§ Work instructions
Repeat the data that follows, keeping every character intact.

________________________

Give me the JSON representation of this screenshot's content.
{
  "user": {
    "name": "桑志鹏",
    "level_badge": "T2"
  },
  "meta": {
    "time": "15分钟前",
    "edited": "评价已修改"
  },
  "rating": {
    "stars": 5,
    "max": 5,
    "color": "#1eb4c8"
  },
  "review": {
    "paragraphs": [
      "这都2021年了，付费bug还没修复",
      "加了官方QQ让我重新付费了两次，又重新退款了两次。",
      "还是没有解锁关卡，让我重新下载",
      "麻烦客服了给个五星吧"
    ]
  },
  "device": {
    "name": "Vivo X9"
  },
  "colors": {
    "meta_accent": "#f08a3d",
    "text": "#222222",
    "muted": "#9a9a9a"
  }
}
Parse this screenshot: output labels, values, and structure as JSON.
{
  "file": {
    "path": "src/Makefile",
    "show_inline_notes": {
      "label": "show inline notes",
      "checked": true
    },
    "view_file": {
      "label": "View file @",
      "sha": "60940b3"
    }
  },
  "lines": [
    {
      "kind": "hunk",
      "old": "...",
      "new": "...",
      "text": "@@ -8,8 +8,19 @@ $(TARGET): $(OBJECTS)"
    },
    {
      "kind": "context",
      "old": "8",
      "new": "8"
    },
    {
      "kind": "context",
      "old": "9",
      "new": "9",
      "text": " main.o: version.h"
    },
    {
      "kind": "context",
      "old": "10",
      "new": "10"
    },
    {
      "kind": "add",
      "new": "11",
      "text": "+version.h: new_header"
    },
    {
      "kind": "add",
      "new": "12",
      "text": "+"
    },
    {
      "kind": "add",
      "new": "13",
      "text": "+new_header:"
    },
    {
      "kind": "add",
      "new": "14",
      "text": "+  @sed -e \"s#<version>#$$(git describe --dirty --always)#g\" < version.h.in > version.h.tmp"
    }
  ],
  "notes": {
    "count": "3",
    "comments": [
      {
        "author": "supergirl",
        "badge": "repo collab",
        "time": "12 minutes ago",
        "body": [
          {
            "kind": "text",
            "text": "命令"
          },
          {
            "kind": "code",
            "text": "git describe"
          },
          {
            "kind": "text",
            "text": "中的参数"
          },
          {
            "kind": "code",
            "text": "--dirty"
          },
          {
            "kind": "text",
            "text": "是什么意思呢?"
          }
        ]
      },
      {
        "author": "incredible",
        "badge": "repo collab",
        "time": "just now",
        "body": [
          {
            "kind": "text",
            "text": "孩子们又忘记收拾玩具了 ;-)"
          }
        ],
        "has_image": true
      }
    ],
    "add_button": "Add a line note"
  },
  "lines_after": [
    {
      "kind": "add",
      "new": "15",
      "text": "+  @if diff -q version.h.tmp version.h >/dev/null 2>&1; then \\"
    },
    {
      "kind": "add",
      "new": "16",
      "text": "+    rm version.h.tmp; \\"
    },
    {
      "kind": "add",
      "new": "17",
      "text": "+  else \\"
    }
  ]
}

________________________

§ Answer to this task
Give me the JSON representation of this screenshot's content.
{
  "user": {
    "name": "桑志鹏",
    "level_badge": "T2"
  },
  "meta": {
    "time": "15分钟前",
    "edited": "评价已修改"
  },
  "rating": {
    "stars": 5,
    "max": 5,
    "color": "#1eb4c8"
  },
  "review": {
    "paragraphs": [
      "这都2021年了，付费bug还没修复",
      "加了官方QQ让我重新付费了两次，又重新退款了两次。",
      "还是没有解锁关卡，让我重新下载",
      "麻烦客服了给个五星吧"
    ]
  },
  "device": {
    "name": "Vivo X9"
  },
  "colors": {
    "meta_accent": "#f08a3d",
    "text": "#222222",
    "muted": "#9a9a9a"
  }
}
Parse this screenshot: output labels, values, and structure as JSON.
{
  "file": {
    "path": "src/Makefile",
    "show_inline_notes": {
      "label": "show inline notes",
      "checked": true
    },
    "view_file": {
      "label": "View file @",
      "sha": "60940b3"
    }
  },
  "lines": [
    {
      "kind": "hunk",
      "old": "...",
      "new": "...",
      "text": "@@ -8,8 +8,19 @@ $(TARGET): $(OBJECTS)"
    },
    {
      "kind": "context",
      "old": "8",
      "new": "8"
    },
    {
      "kind": "context",
      "old": "9",
      "new": "9",
      "text": " main.o: version.h"
    },
    {
      "kind": "context",
      "old": "10",
      "new": "10"
    },
    {
      "kind": "add",
      "new": "11",
      "text": "+version.h: new_header"
    },
    {
      "kind": "add",
      "new": "12",
      "text": "+"
    },
    {
      "kind": "add",
      "new": "13",
      "text": "+new_header:"
    },
    {
      "kind": "add",
      "new": "14",
      "text": "+  @sed -e \"s#<version>#$$(git describe --dirty --always)#g\" < version.h.in > version.h.tmp"
    }
  ],
  "notes": {
    "count": "3",
    "comments": [
      {
        "author": "supergirl",
        "badge": "repo collab",
        "time": "12 minutes ago",
        "body": [
          {
            "kind": "text",
            "text": "命令"
          },
          {
            "kind": "code",
            "text": "git describe"
          },
          {
            "kind": "text",
            "text": "中的参数"
          },
          {
            "kind": "code",
            "text": "--dirty"
          },
          {
            "kind": "text",
            "text": "是什么意思呢?"
          }
        ]
      },
      {
        "author": "incredible",
        "badge": "repo collab",
        "time": "just now",
        "body": [
          {
            "kind": "text",
            "text": "孩子们又忘记收拾玩具了 ;-)"
          }
        ],
        "has_image": true
      }
    ],
    "add_button": "Add a line note"
  },
  "lines_after": [
    {
      "kind": "add",
      "new": "15",
      "text": "+  @if diff -q version.h.tmp version.h >/dev/null 2>&1; then \\"
    },
    {
      "kind": "add",
      "new": "16",
      "text": "+    rm version.h.tmp; \\"
    },
    {
      "kind": "add",
      "new": "17",
      "text": "+  else \\"
    }
  ]
}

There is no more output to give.